This year’s maze is not as big or as complex as last years. One year ago, the family was in a state of flux, with the mines shutting down and they didn’t know if they’d even be here this year, so they went all out to make it as big as possible. “With the uncertainty right now, we don’t know where we’re going to be in a year,” says Cosgrove. “That was our thought last year. Don worked at the mine and we didn’t know if we’d still be here. If it was going to be our last year, we thought, let’s do it big. It took us two months to build it, and it literally took up every square inch of our back yard. It won’t be quite as big this year.”
The two adults do most of the work building the maze and getting everything set up, and the kids help as much as they can.
This year, the family will be joined by a crew of 21 volunteers on the night of the event who will do what they can to scare the crap out of visitors. “We’ve had so many people move away, we only have a few volunteers that have done this before, says Cosgrove. “We used to buy a lot of props, but we’ve found what people enjoy the most is when people jump out and scare them.”
But, says Cosgrove, most of the work is done by the family.

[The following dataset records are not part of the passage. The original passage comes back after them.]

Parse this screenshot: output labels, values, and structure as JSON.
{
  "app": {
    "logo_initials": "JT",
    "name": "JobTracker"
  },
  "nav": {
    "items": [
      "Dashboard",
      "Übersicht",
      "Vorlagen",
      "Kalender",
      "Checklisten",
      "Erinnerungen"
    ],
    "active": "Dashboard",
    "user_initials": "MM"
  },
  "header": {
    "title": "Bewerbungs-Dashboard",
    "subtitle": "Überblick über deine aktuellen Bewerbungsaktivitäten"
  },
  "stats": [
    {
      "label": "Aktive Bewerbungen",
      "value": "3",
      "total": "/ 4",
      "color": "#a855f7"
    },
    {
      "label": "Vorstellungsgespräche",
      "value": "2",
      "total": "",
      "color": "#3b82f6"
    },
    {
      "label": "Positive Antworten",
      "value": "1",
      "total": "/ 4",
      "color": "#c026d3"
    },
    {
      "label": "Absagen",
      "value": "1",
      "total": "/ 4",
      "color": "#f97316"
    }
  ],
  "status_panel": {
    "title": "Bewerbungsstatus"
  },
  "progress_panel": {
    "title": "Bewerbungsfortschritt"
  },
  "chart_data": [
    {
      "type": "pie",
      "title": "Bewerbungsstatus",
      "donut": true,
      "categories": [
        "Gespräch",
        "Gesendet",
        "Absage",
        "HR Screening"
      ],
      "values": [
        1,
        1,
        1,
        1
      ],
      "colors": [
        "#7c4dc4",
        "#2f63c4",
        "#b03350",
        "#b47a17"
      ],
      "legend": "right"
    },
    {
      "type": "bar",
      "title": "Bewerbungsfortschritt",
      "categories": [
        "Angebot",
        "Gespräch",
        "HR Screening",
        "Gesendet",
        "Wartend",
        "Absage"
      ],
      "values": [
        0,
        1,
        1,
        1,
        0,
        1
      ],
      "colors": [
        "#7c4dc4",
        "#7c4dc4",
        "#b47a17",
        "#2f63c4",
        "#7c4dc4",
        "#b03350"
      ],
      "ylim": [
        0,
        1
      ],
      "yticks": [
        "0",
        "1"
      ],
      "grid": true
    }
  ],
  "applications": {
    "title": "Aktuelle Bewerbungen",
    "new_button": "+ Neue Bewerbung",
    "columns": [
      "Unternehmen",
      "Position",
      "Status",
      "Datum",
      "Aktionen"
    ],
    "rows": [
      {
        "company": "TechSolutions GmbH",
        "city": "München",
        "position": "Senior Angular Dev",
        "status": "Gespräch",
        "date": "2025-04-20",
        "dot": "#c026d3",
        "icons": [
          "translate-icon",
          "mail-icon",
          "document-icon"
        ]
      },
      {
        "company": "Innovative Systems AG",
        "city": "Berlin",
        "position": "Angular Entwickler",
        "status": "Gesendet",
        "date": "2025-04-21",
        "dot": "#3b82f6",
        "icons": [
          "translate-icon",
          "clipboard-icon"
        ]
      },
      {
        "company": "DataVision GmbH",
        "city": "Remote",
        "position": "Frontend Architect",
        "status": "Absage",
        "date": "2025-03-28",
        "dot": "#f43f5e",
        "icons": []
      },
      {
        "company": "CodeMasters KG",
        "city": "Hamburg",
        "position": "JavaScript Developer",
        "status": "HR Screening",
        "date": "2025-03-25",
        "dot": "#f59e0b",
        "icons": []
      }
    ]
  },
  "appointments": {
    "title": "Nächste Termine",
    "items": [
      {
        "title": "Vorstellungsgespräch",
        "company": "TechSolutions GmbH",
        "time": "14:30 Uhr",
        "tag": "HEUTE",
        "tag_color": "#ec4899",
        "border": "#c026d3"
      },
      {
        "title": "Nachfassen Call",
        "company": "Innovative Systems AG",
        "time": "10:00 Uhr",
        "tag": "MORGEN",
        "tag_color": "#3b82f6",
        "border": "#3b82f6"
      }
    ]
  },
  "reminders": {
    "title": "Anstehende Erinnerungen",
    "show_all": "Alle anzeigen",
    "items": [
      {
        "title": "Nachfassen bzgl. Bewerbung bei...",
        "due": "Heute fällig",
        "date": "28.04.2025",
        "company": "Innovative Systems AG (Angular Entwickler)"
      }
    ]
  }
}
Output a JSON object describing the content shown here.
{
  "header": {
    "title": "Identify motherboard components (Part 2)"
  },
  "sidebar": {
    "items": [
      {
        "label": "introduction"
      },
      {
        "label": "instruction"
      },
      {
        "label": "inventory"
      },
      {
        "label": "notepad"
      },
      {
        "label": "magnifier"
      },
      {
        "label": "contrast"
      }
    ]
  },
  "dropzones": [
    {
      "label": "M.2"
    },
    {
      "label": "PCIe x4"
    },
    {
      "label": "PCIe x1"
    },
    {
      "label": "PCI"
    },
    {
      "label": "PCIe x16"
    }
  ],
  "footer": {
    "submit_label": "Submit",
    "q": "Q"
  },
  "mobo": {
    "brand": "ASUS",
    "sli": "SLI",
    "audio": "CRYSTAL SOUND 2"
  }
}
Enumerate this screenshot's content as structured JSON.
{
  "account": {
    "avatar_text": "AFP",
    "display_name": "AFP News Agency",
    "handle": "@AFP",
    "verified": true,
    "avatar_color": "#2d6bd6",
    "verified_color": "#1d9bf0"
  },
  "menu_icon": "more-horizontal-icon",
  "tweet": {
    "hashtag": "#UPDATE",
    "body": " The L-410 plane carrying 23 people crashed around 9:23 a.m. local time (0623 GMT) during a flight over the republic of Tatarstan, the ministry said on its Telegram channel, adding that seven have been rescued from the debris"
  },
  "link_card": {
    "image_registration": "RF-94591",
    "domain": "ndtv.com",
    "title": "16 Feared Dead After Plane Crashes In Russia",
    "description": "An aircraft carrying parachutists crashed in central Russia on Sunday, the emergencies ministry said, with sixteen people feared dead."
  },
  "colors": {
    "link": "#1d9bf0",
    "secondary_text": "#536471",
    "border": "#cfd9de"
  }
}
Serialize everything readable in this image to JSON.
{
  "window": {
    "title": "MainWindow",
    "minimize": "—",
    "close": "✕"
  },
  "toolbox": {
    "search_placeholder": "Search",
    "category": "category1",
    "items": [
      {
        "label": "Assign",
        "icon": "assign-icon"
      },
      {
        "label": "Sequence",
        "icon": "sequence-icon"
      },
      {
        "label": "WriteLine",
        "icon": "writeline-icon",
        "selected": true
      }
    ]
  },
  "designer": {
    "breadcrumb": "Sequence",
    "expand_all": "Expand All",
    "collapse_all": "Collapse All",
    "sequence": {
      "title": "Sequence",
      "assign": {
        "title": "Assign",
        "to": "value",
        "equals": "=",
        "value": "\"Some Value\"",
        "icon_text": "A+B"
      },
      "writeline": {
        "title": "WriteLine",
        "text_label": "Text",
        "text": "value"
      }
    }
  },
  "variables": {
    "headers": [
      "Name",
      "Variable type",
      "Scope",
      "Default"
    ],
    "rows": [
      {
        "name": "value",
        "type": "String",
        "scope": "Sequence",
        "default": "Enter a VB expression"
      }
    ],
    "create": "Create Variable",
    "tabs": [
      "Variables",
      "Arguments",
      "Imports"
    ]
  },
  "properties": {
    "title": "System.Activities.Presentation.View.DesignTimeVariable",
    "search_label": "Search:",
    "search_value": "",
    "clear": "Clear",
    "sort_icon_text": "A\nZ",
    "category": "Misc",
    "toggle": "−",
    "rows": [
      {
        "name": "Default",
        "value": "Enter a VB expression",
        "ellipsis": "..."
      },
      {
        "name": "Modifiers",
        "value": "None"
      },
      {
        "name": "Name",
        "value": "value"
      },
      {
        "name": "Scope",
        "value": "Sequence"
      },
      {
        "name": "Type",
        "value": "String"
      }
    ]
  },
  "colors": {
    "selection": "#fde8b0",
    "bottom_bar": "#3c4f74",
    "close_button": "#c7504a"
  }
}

And with two of their three girls graduated and working, the amount of time they can spend on Halloween is shrinking. Blunden is working at Ledcor, which means he’s out of town for a week. And, while they still enjoy doing Halloween, Cosgrove says she can picture a day, when the Haunted House might not happen. Blunden says they had neighbours who were extremely interested in what the family was doing, and they were talking about passing the torch, but then the mines shut down and the neighbours moved, and now it’s just the Blundens.
“Do I ever think we’ll stop doing Halloween? No. Do I ever think we’ll stop doing it this big. Absolutely. The older we get, the harder it is to do. If we can’t actually build it, then no, we won’t do it. Our cemetery out front never changes, but to spend a month or two to build the maze? We’ve run out of space. Last year, we couldn’t get the maze down until May. It’s almost getting too big for us. Almost.”